In California and across the country, voters of all stripes are asking elected leaders to focus on crime prevention and treatment and stop overcrowding prisons with poor, vulnerable people who pose little safety threat to our communities. At the forefront of this fight are locally elected prosecutors who have the power to implement critical criminal justice reforms.
In Los Angeles County, voters heartily supported measures to decriminalize marijuana, reduce draconian sentences for low-level offenses such as shoplifting, and increase parole opportunities for people who commit certain nonviolent offenses. These are common-sense policies that make the justice system more fair and humane, while keeping Californians safe.
With such widespread support, it’s disheartening that Los Angeles County’s top prosecutor, Dist. Atty. Jackie Lacey, hasn’t embraced some criminal justice reforms.Take the incarceration rate of Los Angeles County. We have about 618 people in prison per 100,000 residents, which is significantly higher than California’s overall rate of 496 per 100,000 residents and more than four times higher than San Francisco’s rate. Black residents are incarcerated at four times the rate of white residents.
It’s disheartening that Los Angeles County’s top prosecutor, Dist. Atty. Jackie Lacey, hasn’t embraced some criminal justice reforms.
Yet Lacey has opposed key reforms, such as ending cash bail, that could bring that rate down. Criminal justice is supposed to be about safety, not wealth. But that’s not how our bail system operates. Wealthy people can raise bail for their loved ones; poor people often can’t.
This often means that a person who is wealthy and charged with a serious offense can purchase his or her freedom while people who struggle to make ends meet are locked in jail on comparatively minor charges. Elected prosecutors in Chicago, Houston, Philadelphia, and St. Louis have recently implemented or supported bail reform in their offices. In San Francisco, Dist. Atty. George Gascón called cash bail “inherently unfair and archaic.”
Another issue on which Lacey has fallen short is addressing violence by police. In communities nationwide, reform-minded district attorneys are appointing independent prosecutors within their offices to investigate police shootings, which disproportionately affect people of color. An impartial investigation helps ensure justice is served and police are held accountable. Lacey has not taken this route. Moreover, the D.A.’s office has repeatedly declined to charge police officers in fatal shootings of unarmed black people, including in one case in which then-Los Angeles police chief Charlie Beck said the officer should be criminally prosecuted.
Lacey has been out of step with voters in the county on other key criminal justice measures as well. She opposed Proposition 57 (supported by 67% of L.A. voters), which increased parole chances for certain people convicted of nonviolent crimes who posed no ongoing threat to their communities.
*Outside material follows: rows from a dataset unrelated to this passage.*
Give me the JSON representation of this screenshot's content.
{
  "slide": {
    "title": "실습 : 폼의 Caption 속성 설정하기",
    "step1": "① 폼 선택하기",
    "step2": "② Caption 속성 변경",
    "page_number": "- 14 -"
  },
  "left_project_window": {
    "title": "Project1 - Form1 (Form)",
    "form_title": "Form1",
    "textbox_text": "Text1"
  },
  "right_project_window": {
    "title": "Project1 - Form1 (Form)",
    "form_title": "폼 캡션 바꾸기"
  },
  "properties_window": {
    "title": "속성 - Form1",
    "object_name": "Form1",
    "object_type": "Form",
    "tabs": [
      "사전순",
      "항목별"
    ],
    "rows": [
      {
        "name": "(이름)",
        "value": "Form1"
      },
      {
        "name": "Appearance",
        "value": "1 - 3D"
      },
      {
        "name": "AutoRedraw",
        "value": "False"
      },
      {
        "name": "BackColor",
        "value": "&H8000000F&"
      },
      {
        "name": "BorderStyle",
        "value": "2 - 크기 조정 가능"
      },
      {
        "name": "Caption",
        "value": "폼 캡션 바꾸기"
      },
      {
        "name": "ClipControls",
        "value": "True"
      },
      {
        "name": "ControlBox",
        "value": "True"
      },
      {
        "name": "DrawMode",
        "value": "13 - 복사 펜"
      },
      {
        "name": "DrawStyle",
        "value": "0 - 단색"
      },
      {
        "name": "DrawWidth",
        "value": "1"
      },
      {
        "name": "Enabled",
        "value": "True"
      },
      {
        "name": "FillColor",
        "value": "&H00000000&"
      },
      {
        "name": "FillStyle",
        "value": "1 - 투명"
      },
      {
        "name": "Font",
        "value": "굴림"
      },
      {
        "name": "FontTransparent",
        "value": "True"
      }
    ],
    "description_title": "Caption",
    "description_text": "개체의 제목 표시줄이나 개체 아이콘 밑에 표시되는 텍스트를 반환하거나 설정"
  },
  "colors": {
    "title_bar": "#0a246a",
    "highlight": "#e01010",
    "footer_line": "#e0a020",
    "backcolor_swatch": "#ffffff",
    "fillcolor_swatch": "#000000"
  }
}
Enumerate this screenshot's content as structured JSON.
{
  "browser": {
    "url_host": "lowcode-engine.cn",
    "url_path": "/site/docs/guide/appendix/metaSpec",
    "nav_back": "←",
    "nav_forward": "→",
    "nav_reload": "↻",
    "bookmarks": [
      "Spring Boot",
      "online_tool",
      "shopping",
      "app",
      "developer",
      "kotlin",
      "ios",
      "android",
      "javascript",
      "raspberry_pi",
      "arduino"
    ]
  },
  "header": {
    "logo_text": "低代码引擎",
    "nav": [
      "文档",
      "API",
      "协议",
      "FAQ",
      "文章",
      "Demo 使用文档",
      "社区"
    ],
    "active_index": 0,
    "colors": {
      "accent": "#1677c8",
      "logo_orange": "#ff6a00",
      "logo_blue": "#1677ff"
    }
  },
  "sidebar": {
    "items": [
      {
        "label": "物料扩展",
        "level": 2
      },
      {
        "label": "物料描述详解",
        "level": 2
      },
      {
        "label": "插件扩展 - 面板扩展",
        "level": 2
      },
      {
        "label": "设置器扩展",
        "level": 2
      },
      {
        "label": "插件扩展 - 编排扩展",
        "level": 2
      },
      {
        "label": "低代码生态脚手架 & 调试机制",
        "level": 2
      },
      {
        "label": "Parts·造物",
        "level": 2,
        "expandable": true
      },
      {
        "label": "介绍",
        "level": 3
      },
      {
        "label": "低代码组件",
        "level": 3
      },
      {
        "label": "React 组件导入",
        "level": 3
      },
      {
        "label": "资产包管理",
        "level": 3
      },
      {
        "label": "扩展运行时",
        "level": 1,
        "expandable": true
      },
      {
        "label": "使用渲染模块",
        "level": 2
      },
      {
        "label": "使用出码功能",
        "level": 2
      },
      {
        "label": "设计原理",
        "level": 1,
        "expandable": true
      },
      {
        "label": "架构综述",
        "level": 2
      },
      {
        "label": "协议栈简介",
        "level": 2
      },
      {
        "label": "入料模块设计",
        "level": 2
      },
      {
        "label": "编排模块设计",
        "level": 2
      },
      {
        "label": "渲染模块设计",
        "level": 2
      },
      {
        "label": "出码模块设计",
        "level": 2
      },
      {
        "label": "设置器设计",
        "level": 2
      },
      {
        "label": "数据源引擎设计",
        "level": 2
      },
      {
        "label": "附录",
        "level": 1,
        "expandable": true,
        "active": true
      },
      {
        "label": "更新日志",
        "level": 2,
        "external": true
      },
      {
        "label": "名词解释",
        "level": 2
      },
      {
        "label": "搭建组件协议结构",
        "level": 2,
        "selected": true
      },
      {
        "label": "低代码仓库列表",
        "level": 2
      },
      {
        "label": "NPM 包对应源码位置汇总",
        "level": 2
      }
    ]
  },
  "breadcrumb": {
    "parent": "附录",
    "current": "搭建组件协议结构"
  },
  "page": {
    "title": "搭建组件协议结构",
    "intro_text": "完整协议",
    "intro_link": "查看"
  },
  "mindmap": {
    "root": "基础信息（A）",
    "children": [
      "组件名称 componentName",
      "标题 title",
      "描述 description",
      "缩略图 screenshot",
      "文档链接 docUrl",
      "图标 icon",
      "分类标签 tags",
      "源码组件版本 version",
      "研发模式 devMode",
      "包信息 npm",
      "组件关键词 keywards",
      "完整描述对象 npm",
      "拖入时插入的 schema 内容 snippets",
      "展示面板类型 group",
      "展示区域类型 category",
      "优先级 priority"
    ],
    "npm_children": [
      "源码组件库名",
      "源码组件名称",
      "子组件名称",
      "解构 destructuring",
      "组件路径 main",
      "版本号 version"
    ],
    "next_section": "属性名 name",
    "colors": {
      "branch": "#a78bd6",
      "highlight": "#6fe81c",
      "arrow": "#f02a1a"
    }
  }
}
She also opposed Proposition 64, which legalized recreational marijuana, again placing her out of step with the 59.5% of Los Angeles voters who supported the measure.
Though Los Angeles voters twice voted to replace the death penalty with life-without-parole sentences, the D.A.’s office, according to data aggregated from annual reports from the Death Penalty Information Center, has sent more people to death row over the last five years than any other prosecutor’s office in the U.S., except Republican Dist. Atty. Mike Hestrin in Riverside County, and more than the states of Georgia, Louisiana, Mississippi, Tennessee and Virginia combined.
That’s why Mayor Eric Garcetti’s endorsement of Lacey this month for a new term as the county’s top cop was so surprising. Garcetti called Lacey a “proven leader” who “always puts the mission of advancing justice for all above everything else.” Lacey still has a long way to go to earn such praise from our mayor.
As the city, state and nation seek wholesale change in our criminal justice system, it’s crucial that locally elected prosecutors reflect the will of the people they serve and are working to enact pragmatic reforms. We expect more from Lacey and from all of L.A.’s leaders.
There is finally widespread support across the political spectrum for changing the criminal-justice system in meaningful ways. Now we just need key public officials, including Lacey, to get on board.
Patrisse Cullors is co-founder of Black Lives Matter, founder of Dignity and Power Now and chair of Reform L.A. Jails.